▶ Task requirements
Within the listing that follows, how many lines contain the word "data"? Only the number is wanted.

▶ Provided material
* * *
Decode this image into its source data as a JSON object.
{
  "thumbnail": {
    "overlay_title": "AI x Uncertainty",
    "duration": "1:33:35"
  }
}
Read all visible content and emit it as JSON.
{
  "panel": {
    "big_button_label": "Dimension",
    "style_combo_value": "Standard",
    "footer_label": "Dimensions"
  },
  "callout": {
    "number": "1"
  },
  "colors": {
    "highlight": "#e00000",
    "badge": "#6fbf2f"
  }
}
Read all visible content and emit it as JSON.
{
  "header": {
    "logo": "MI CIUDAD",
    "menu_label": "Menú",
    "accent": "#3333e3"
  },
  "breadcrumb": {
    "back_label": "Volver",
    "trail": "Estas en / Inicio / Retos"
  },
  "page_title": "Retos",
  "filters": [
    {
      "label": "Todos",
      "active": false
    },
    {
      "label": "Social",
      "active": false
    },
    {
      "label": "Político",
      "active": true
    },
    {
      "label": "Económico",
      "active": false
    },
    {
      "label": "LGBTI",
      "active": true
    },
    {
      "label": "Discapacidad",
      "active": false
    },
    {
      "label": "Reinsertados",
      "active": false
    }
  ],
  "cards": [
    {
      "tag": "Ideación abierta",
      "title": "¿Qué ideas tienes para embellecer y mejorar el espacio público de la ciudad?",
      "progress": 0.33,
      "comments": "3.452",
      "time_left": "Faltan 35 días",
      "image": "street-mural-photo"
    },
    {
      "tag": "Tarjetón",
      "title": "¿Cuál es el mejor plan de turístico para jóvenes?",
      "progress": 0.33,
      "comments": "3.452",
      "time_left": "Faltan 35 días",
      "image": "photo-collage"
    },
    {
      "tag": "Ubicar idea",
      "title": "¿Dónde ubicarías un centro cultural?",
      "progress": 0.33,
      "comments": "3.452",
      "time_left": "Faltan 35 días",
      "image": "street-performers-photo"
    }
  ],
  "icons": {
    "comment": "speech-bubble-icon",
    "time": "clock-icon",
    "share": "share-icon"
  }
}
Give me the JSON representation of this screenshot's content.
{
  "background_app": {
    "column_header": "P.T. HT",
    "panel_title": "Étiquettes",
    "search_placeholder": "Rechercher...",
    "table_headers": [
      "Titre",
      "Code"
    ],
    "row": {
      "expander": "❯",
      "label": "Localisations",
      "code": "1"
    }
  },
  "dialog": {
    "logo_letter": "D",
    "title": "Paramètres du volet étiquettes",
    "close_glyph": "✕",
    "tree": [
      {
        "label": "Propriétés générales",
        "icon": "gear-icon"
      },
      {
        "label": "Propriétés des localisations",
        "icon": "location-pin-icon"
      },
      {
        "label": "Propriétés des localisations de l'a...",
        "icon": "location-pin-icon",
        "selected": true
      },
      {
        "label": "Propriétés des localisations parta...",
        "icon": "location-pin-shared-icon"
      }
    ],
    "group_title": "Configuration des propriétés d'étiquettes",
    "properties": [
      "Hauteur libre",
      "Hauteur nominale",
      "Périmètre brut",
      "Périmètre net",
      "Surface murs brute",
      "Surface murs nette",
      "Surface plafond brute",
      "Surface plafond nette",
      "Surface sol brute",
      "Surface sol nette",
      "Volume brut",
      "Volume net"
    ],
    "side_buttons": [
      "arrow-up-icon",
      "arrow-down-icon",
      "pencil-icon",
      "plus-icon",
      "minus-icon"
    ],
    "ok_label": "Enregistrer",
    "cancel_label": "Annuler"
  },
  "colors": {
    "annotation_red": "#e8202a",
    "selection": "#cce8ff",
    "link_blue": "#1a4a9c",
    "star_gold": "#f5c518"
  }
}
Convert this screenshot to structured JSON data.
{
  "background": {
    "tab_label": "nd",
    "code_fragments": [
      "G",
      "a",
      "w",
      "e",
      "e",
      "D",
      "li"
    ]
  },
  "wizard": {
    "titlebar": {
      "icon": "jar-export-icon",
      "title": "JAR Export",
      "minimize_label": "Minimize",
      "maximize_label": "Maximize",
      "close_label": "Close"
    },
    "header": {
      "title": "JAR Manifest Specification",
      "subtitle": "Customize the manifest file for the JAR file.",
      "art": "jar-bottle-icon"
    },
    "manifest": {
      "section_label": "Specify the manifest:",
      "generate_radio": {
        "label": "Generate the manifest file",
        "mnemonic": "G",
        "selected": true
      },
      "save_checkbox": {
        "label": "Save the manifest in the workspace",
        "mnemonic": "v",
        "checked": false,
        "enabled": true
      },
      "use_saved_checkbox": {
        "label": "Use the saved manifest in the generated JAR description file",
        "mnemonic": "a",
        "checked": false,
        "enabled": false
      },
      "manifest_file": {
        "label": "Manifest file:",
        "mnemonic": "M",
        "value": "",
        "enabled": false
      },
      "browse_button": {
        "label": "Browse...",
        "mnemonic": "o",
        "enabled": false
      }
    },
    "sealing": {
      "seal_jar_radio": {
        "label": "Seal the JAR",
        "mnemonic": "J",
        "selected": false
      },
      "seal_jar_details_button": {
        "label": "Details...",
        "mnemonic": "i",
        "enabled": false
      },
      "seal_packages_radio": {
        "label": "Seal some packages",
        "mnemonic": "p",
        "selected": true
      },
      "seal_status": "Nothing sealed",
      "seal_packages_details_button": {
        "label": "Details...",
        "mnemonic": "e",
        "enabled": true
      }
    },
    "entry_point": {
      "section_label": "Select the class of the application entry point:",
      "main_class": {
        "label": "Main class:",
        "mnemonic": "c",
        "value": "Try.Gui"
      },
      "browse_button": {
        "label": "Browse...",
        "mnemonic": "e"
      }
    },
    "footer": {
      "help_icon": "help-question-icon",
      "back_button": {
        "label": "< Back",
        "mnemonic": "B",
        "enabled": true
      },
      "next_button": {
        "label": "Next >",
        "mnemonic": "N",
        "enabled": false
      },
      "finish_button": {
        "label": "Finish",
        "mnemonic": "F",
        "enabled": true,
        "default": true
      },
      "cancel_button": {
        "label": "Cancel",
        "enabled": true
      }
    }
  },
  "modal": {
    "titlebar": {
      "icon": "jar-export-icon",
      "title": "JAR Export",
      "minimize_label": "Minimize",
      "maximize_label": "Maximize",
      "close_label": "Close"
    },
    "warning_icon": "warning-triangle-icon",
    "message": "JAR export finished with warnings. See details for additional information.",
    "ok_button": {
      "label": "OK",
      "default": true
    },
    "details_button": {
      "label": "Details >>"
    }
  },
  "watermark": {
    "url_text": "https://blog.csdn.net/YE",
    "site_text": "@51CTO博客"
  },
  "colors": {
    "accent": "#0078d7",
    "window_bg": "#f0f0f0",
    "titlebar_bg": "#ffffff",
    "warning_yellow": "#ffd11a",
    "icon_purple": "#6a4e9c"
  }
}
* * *
▶ Output for this exercise
2